Data for processing below:

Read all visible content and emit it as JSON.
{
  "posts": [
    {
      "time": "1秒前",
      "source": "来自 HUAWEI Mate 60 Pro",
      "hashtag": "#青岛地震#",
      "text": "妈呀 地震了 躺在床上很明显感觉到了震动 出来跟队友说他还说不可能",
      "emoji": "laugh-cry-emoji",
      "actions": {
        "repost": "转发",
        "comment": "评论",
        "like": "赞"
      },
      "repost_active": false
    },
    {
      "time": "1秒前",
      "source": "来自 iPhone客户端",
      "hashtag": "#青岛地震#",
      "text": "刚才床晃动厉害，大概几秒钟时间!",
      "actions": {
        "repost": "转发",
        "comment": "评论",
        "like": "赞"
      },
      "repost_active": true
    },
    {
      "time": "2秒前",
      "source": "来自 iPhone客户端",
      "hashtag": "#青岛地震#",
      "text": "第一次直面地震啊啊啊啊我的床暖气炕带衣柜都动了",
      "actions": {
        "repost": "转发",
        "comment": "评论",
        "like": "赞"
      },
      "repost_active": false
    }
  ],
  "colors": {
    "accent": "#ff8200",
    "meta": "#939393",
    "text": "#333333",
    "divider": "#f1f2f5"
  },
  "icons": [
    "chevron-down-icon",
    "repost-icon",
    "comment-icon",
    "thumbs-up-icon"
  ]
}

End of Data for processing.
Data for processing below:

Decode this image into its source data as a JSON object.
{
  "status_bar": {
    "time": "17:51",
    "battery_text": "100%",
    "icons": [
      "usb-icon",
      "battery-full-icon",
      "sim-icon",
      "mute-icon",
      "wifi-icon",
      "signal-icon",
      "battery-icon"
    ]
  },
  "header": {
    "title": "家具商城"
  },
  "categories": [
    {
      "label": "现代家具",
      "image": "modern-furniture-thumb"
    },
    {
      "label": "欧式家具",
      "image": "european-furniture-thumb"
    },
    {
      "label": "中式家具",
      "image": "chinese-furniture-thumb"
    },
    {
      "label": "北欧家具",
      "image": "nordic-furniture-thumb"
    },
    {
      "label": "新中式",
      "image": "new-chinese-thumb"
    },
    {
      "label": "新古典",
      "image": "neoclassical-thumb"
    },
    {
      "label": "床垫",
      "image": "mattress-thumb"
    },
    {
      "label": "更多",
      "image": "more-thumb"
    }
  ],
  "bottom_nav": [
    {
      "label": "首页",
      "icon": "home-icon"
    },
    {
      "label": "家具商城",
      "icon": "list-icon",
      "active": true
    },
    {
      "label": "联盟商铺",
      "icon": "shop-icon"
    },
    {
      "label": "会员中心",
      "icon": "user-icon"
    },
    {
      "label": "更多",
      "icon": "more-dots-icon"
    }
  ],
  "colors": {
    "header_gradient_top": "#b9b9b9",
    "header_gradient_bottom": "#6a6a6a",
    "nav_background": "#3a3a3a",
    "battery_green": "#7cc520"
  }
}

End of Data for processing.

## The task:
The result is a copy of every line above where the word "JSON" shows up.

## Response area:
Read all visible content and emit it as JSON.
Decode this image into its source data as a JSON object.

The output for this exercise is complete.